*PROBLEM DETAILS*
Restate the records below word for word.

= = = =

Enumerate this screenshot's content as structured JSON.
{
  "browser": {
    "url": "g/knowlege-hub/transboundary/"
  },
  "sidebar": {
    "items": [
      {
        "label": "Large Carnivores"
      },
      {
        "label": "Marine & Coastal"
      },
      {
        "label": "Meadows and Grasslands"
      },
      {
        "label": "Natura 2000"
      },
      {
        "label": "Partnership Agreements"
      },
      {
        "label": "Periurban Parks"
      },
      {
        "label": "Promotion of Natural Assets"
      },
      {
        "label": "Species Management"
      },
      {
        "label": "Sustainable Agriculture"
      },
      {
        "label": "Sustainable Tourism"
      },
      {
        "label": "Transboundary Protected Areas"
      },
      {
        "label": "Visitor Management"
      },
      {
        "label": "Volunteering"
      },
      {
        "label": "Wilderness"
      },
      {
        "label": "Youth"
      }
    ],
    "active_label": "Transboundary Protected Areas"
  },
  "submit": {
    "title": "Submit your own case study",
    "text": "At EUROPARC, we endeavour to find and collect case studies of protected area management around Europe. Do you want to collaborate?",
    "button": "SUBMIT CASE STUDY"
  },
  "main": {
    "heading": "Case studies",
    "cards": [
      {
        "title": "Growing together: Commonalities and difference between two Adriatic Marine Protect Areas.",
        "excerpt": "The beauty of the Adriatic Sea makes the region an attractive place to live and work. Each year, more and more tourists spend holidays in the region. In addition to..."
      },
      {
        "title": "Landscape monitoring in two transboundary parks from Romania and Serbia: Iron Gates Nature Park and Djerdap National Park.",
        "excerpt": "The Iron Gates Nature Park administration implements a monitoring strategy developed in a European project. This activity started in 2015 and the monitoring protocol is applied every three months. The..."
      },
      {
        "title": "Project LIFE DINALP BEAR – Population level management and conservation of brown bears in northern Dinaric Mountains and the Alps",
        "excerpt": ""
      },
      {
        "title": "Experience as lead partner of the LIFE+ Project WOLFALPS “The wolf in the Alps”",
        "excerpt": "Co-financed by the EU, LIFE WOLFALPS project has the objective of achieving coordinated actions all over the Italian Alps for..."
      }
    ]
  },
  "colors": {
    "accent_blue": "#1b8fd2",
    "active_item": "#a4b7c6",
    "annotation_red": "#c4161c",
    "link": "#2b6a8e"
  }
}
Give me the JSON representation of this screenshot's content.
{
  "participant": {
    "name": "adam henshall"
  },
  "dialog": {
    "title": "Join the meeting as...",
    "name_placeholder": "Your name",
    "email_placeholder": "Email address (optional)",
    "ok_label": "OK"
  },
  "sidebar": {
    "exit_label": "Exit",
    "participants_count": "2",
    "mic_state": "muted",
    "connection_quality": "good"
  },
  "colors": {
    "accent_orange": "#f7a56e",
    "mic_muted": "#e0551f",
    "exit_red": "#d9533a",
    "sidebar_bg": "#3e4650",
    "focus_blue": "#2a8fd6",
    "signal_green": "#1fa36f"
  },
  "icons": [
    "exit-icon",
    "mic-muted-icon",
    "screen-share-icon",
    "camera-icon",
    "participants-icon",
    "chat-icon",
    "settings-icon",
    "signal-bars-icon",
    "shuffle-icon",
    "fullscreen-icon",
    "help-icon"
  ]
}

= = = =

*WRITTEN RESPONSE*
Enumerate this screenshot's content as structured JSON.
{
  "browser": {
    "url": "g/knowlege-hub/transboundary/"
  },
  "sidebar": {
    "items": [
      {
        "label": "Large Carnivores"
      },
      {
        "label": "Marine & Coastal"
      },
      {
        "label": "Meadows and Grasslands"
      },
      {
        "label": "Natura 2000"
      },
      {
        "label": "Partnership Agreements"
      },
      {
        "label": "Periurban Parks"
      },
      {
        "label": "Promotion of Natural Assets"
      },
      {
        "label": "Species Management"
      },
      {
        "label": "Sustainable Agriculture"
      },
      {
        "label": "Sustainable Tourism"
      },
      {
        "label": "Transboundary Protected Areas"
      },
      {
        "label": "Visitor Management"
      },
      {
        "label": "Volunteering"
      },
      {
        "label": "Wilderness"
      },
      {
        "label": "Youth"
      }
    ],
    "active_label": "Transboundary Protected Areas"
  },
  "submit": {
    "title": "Submit your own case study",
    "text": "At EUROPARC, we endeavour to find and collect case studies of protected area management around Europe. Do you want to collaborate?",
    "button": "SUBMIT CASE STUDY"
  },
  "main": {
    "heading": "Case studies",
    "cards": [
      {
        "title": "Growing together: Commonalities and difference between two Adriatic Marine Protect Areas.",
        "excerpt": "The beauty of the Adriatic Sea makes the region an attractive place to live and work. Each year, more and more tourists spend holidays in the region. In addition to..."
      },
      {
        "title": "Landscape monitoring in two transboundary parks from Romania and Serbia: Iron Gates Nature Park and Djerdap National Park.",
        "excerpt": "The Iron Gates Nature Park administration implements a monitoring strategy developed in a European project. This activity started in 2015 and the monitoring protocol is applied every three months. The..."
      },
      {
        "title": "Project LIFE DINALP BEAR – Population level management and conservation of brown bears in northern Dinaric Mountains and the Alps",
        "excerpt": ""
      },
      {
        "title": "Experience as lead partner of the LIFE+ Project WOLFALPS “The wolf in the Alps”",
        "excerpt": "Co-financed by the EU, LIFE WOLFALPS project has the objective of achieving coordinated actions all over the Italian Alps for..."
      }
    ]
  },
  "colors": {
    "accent_blue": "#1b8fd2",
    "active_item": "#a4b7c6",
    "annotation_red": "#c4161c",
    "link": "#2b6a8e"
  }
}
Give me the JSON representation of this screenshot's content.
{
  "participant": {
    "name": "adam henshall"
  },
  "dialog": {
    "title": "Join the meeting as...",
    "name_placeholder": "Your name",
    "email_placeholder": "Email address (optional)",
    "ok_label": "OK"
  },
  "sidebar": {
    "exit_label": "Exit",
    "participants_count": "2",
    "mic_state": "muted",
    "connection_quality": "good"
  },
  "colors": {
    "accent_orange": "#f7a56e",
    "mic_muted": "#e0551f",
    "exit_red": "#d9533a",
    "sidebar_bg": "#3e4650",
    "focus_blue": "#2a8fd6",
    "signal_green": "#1fa36f"
  },
  "icons": [
    "exit-icon",
    "mic-muted-icon",
    "screen-share-icon",
    "camera-icon",
    "participants-icon",
    "chat-icon",
    "settings-icon",
    "signal-bars-icon",
    "shuffle-icon",
    "fullscreen-icon",
    "help-icon"
  ]
}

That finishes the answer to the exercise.